▶ **Given entries**:
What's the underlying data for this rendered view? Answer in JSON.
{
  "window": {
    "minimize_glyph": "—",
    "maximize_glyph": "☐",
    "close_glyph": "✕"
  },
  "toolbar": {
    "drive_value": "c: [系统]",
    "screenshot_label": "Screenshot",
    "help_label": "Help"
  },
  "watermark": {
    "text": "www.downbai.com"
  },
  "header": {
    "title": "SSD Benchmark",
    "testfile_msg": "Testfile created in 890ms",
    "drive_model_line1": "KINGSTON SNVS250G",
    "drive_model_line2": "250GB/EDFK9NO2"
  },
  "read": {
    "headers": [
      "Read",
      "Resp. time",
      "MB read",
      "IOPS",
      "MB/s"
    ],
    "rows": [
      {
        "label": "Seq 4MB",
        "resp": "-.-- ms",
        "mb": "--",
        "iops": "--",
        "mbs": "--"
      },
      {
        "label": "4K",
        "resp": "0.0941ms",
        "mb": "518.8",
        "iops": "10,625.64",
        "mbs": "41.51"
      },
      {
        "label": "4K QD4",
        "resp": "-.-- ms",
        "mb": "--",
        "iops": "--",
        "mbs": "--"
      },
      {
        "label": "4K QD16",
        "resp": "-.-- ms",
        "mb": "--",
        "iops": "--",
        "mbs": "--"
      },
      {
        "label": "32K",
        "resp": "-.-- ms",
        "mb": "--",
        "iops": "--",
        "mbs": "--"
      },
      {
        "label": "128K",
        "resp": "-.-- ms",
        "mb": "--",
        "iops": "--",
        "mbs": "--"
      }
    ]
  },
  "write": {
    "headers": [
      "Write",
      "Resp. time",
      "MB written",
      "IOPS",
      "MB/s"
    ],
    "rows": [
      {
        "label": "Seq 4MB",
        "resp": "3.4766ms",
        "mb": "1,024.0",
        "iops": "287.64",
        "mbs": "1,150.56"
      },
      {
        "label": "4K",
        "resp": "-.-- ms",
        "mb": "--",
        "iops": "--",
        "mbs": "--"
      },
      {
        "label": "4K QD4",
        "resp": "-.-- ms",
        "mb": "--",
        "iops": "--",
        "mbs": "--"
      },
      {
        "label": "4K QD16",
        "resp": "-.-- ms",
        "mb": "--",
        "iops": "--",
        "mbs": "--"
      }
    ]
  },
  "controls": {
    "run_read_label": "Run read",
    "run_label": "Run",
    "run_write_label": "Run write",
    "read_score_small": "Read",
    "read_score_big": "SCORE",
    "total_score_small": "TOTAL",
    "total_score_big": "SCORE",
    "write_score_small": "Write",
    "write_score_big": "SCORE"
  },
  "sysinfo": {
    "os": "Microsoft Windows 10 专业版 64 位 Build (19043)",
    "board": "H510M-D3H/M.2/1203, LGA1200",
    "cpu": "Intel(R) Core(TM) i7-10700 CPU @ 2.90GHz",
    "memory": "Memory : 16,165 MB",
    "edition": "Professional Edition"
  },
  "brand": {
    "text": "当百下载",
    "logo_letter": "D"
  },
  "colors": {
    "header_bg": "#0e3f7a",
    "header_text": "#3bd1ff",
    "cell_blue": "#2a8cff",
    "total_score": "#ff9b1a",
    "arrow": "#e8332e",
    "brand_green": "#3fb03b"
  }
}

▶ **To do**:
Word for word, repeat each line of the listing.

▶ **Response box**:
What's the underlying data for this rendered view? Answer in JSON.
{
  "window": {
    "minimize_glyph": "—",
    "maximize_glyph": "☐",
    "close_glyph": "✕"
  },
  "toolbar": {
    "drive_value": "c: [系统]",
    "screenshot_label": "Screenshot",
    "help_label": "Help"
  },
  "watermark": {
    "text": "www.downbai.com"
  },
  "header": {
    "title": "SSD Benchmark",
    "testfile_msg": "Testfile created in 890ms",
    "drive_model_line1": "KINGSTON SNVS250G",
    "drive_model_line2": "250GB/EDFK9NO2"
  },
  "read": {
    "headers": [
      "Read",
      "Resp. time",
      "MB read",
      "IOPS",
      "MB/s"
    ],
    "rows": [
      {
        "label": "Seq 4MB",
        "resp": "-.-- ms",
        "mb": "--",
        "iops": "--",
        "mbs": "--"
      },
      {
        "label": "4K",
        "resp": "0.0941ms",
        "mb": "518.8",
        "iops": "10,625.64",
        "mbs": "41.51"
      },
      {
        "label": "4K QD4",
        "resp": "-.-- ms",
        "mb": "--",
        "iops": "--",
        "mbs": "--"
      },
      {
        "label": "4K QD16",
        "resp": "-.-- ms",
        "mb": "--",
        "iops": "--",
        "mbs": "--"
      },
      {
        "label": "32K",
        "resp": "-.-- ms",
        "mb": "--",
        "iops": "--",
        "mbs": "--"
      },
      {
        "label": "128K",
        "resp": "-.-- ms",
        "mb": "--",
        "iops": "--",
        "mbs": "--"
      }
    ]
  },
  "write": {
    "headers": [
      "Write",
      "Resp. time",
      "MB written",
      "IOPS",
      "MB/s"
    ],
    "rows": [
      {
        "label": "Seq 4MB",
        "resp": "3.4766ms",
        "mb": "1,024.0",
        "iops": "287.64",
        "mbs": "1,150.56"
      },
      {
        "label": "4K",
        "resp": "-.-- ms",
        "mb": "--",
        "iops": "--",
        "mbs": "--"
      },
      {
        "label": "4K QD4",
        "resp": "-.-- ms",
        "mb": "--",
        "iops": "--",
        "mbs": "--"
      },
      {
        "label": "4K QD16",
        "resp": "-.-- ms",
        "mb": "--",
        "iops": "--",
        "mbs": "--"
      }
    ]
  },
  "controls": {
    "run_read_label": "Run read",
    "run_label": "Run",
    "run_write_label": "Run write",
    "read_score_small": "Read",
    "read_score_big": "SCORE",
    "total_score_small": "TOTAL",
    "total_score_big": "SCORE",
    "write_score_small": "Write",
    "write_score_big": "SCORE"
  },
  "sysinfo": {
    "os": "Microsoft Windows 10 专业版 64 位 Build (19043)",
    "board": "H510M-D3H/M.2/1203, LGA1200",
    "cpu": "Intel(R) Core(TM) i7-10700 CPU @ 2.90GHz",
    "memory": "Memory : 16,165 MB",
    "edition": "Professional Edition"
  },
  "brand": {
    "text": "当百下载",
    "logo_letter": "D"
  },
  "colors": {
    "header_bg": "#0e3f7a",
    "header_text": "#3bd1ff",
    "cell_blue": "#2a8cff",
    "total_score": "#ff9b1a",
    "arrow": "#e8332e",
    "brand_green": "#3fb03b"
  }
}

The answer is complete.